Do more for younger animals, says Naish
By Shelley Wright
DESPITE welcoming the governments rescue package for the beef industry, farming leaders insist more has to be done to help producers who finish cattle under 30 months.
NFU leader, Sir David Naish, said: "The market for younger beef animals remains well below the level achieved before the BSE crisis and farmers are losing considerable sums on each animal under 30 months that they sell."
He was pressing farm minister, Douglas Hogg, to use all possible means to help these producers. "He must consider a top-up payment for all younger animals being marketed, an enhanced suckler cow premium, and a higher rate for the beef special premium.
"All such measures will help the specialist beef farmer, who has borne the brunt of the sharp fall in demand at home and of the export ban which was wrongly imposed by Brussels," he added.

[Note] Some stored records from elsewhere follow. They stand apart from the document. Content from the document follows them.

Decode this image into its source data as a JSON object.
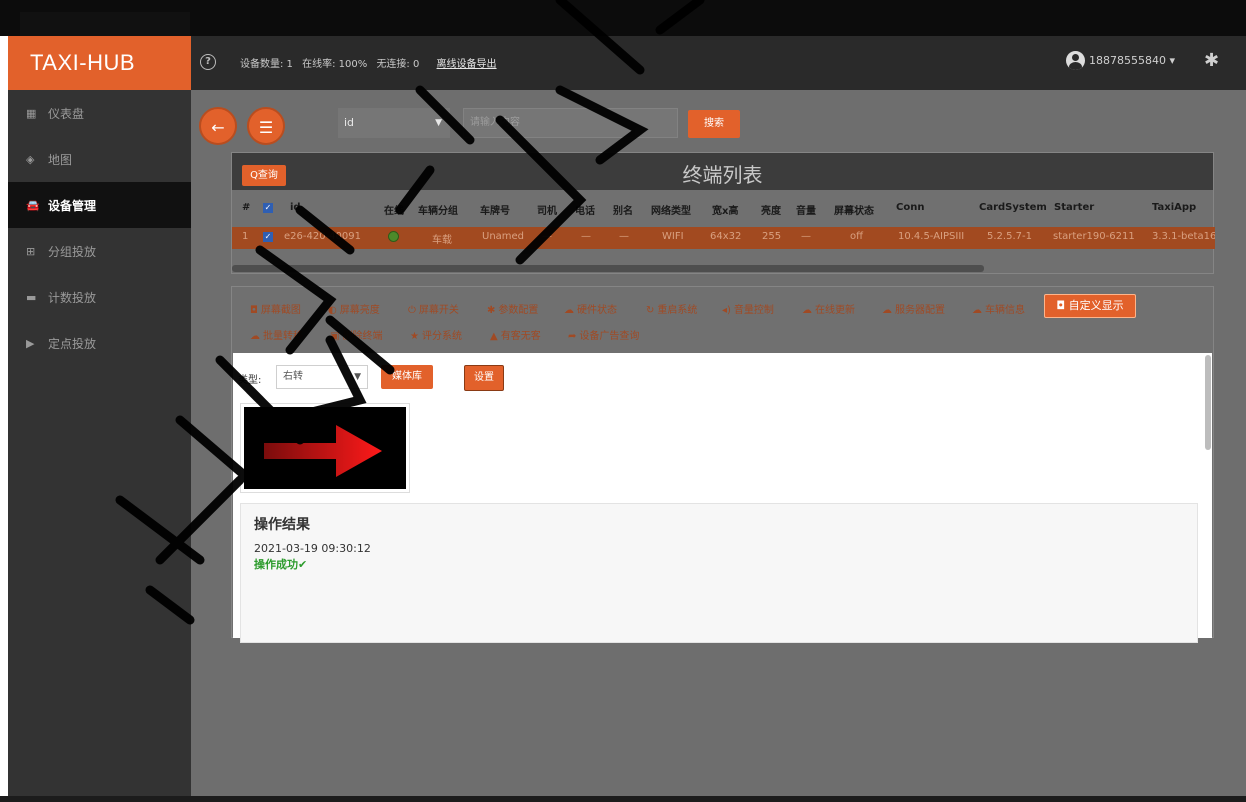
{
  "header": {
    "logo": "TAXI-HUB",
    "stats": {
      "device_count": "设备数量: 1",
      "online_rate": "在线率: 100%",
      "no_connection": "无连接: 0",
      "export_link": "离线设备导出"
    },
    "user": "18878555840 ▾"
  },
  "sidebar": {
    "items": [
      {
        "label": "仪表盘",
        "icon": "dashboard-icon"
      },
      {
        "label": "地图",
        "icon": "map-icon"
      },
      {
        "label": "设备管理",
        "icon": "car-icon"
      },
      {
        "label": "分组投放",
        "icon": "group-icon"
      },
      {
        "label": "计数投放",
        "icon": "counter-icon"
      },
      {
        "label": "定点投放",
        "icon": "play-icon"
      }
    ]
  },
  "search": {
    "field_value": "id",
    "placeholder": "请输入内容",
    "button": "搜索"
  },
  "terminal_panel": {
    "query_button": "Q查询",
    "title": "终端列表",
    "columns": [
      "#",
      "id",
      "在线",
      "车辆分组",
      "车牌号",
      "司机",
      "电话",
      "别名",
      "网络类型",
      "宽x高",
      "亮度",
      "音量",
      "屏幕状态",
      "Conn",
      "CardSystem",
      "Starter",
      "TaxiApp"
    ],
    "row": {
      "index": "1",
      "id": "e26-420-40091",
      "group": "车载",
      "plate": "Unamed",
      "driver": "—",
      "phone": "—",
      "alias": "—",
      "network": "WIFI",
      "size": "64x32",
      "brightness": "255",
      "volume": "—",
      "screen_state": "off",
      "conn": "10.4.5-AIPSIII",
      "card_system": "5.2.5.7-1",
      "starter": "starter190-6211",
      "taxi_app": "3.3.1-beta16"
    }
  },
  "actions": {
    "row1": [
      "屏幕截图",
      "屏幕亮度",
      "屏幕开关",
      "参数配置",
      "硬件状态",
      "重启系统",
      "音量控制",
      "在线更新",
      "服务器配置",
      "车辆信息"
    ],
    "custom_display": "自定义显示",
    "row2": [
      "批量转移",
      "删除终端",
      "评分系统",
      "有客无客",
      "设备广告查询"
    ]
  },
  "custom": {
    "type_label": "类型:",
    "type_value": "右转",
    "media_button": "媒体库",
    "settings_button": "设置"
  },
  "result": {
    "title": "操作结果",
    "time": "2021-03-19 09:30:12",
    "status": "操作成功✔"
  },
  "colors": {
    "accent": "#e2612b",
    "header": "#2a2a2a",
    "sidebar": "#333333",
    "success": "#2c9b2c"
  }
}
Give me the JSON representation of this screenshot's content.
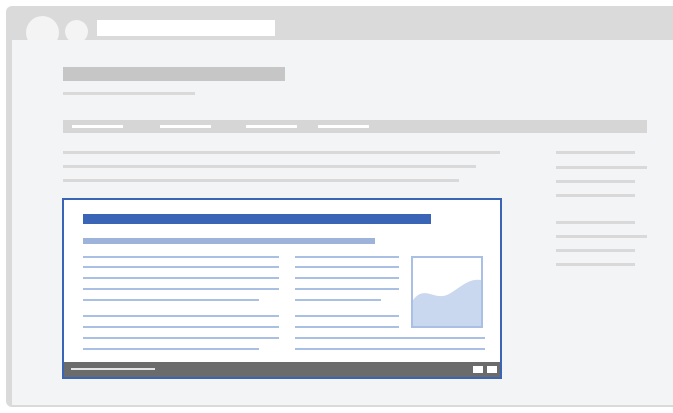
{
  "window": {
    "address_bar": "",
    "page_title": ""
  },
  "nav": {
    "links": [
      "",
      "",
      "",
      ""
    ]
  },
  "embed": {
    "title": "",
    "subtitle": ""
  },
  "colors": {
    "accent": "#3a64b5",
    "embed_line": "#a9bfe3",
    "placeholder_gray": "#cdcdcd",
    "footer": "#6b6b6b",
    "page_bg": "#f3f4f5"
  },
  "icons": {
    "window_controls": [
      "window-dot-icon",
      "window-dot-icon"
    ],
    "thumbnail": "wave-image-icon",
    "footer_buttons": [
      "fullscreen-icon",
      "expand-icon"
    ]
  }
}
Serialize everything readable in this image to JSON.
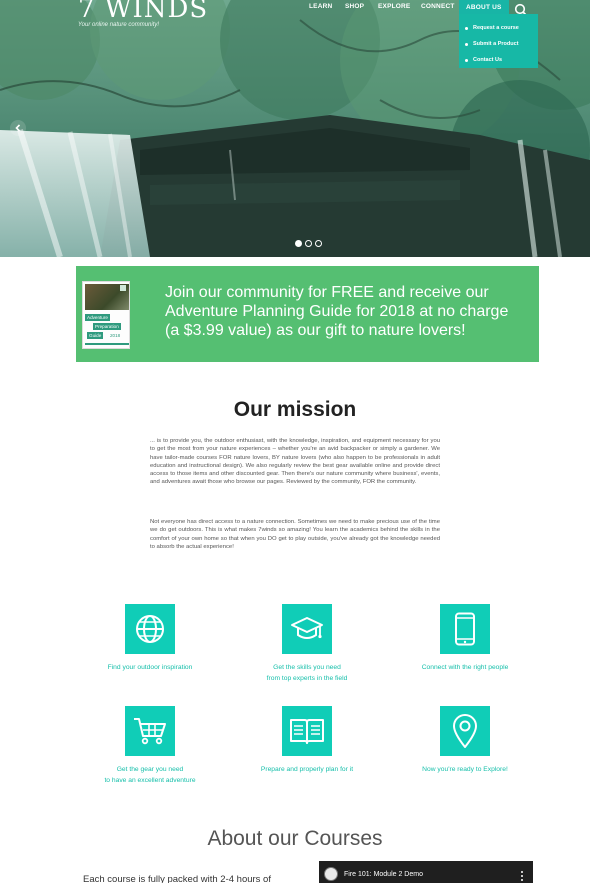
{
  "brand": {
    "title": "7 WINDS",
    "tagline": "Your online nature community!"
  },
  "nav": {
    "items": [
      "LEARN",
      "SHOP",
      "EXPLORE",
      "CONNECT",
      "ABOUT US"
    ],
    "active": "ABOUT US",
    "search_icon": "search-icon",
    "dropdown": [
      "Request a course",
      "Submit a Product",
      "Contact Us"
    ]
  },
  "slider": {
    "slides": 3,
    "active_index": 1
  },
  "promo": {
    "text": "Join our community for FREE and receive our Adventure Planning Guide for 2018 at no charge (a $3.99 value) as our gift to nature lovers!",
    "book": {
      "word1": "Adventure",
      "word2": "Preparation",
      "word3": "Guide",
      "year": "2018"
    }
  },
  "mission": {
    "title": "Our mission",
    "p1": "... is to provide you, the outdoor enthusiast, with the knowledge, inspiration, and equipment necessary for you to get the most from your nature experiences – whether you're an avid backpacker or simply a gardener. We have tailor-made courses FOR nature lovers, BY nature lovers (who also happen to be professionals in adult education and instructional design). We also regularly review the best gear available online and provide direct access to those items and other discounted gear.  Then there's our nature community where business', events, and adventures await those who browse our pages.  Reviewed by the community, FOR the community.",
    "p2": "Not everyone has direct access to a nature connection. Sometimes we need to make precious use of the time we do get outdoors. This is what makes 7winds so amazing! You learn the academics behind the skills in the comfort of your own home so that when you DO get to play outside, you've already got the knowledge needed to absorb the actual experience!"
  },
  "features": [
    {
      "icon": "globe-icon",
      "line1": "Find your outdoor inspiration",
      "line2": ""
    },
    {
      "icon": "graduation-cap-icon",
      "line1": "Get the skills you need",
      "line2": "from top experts in the field"
    },
    {
      "icon": "smartphone-icon",
      "line1": "Connect with the right people",
      "line2": ""
    },
    {
      "icon": "shopping-cart-icon",
      "line1": "Get the gear you need",
      "line2": "to have an excellent adventure"
    },
    {
      "icon": "open-book-icon",
      "line1": "Prepare and properly plan for it",
      "line2": ""
    },
    {
      "icon": "map-pin-icon",
      "line1": "Now you're ready to Explore!",
      "line2": ""
    }
  ],
  "courses": {
    "title": "About our Courses",
    "intro": "Each course is fully packed with 2-4 hours of",
    "video_title": "Fire 101: Module 2 Demo"
  },
  "colors": {
    "teal": "#10cdb7",
    "promo_green": "#55bf72",
    "nav_active": "#18b5a6"
  }
}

Ewen Cameron, Country Landowners Association president, welcomed the package and particularly the commitment to avoid any mass slaughter of healthy cattle. But the failure to compensate producers selling cattle under 30 months had to be addressed.
The NFU said the compensation was an important first step towards resolving the many difficulties in the industry. "The decision to give an extra 25p/kg liveweight on steers and heifers, which are considerably more valuable than cull cows, for at least four weeks recognises the strong concern we expressed to government," Sir David said.
He added that prompt payment of compensation, and the removal of the devalued carcasses from cold stores, would help the whole industry.
There was widespread industry approval that the minister had ruled out any mass slaughter of cattle herds. Reg Haydon, chairman of the Tenant Farmers Association, said the announcement would help restore confidence among dairy farmers.
Both the Labour party and the Lib-Dems broadly welcomed the governments move. Paul Tyler, Lib-Dem agriculture spokesman, said the delay in bringing forward financial aid had been damaging to the whole industry. It was now essential to unblock the stoppage if more bankruptcies and job losses were to be avoided.
Gavin Strang, shadow farm minister, was particularly supportive of plans to improve animal traceability. "This creates an opportunity to develop a range of schemes and to build up consumer confidence in beef in a way that perhaps we should have done in years gone by," he said.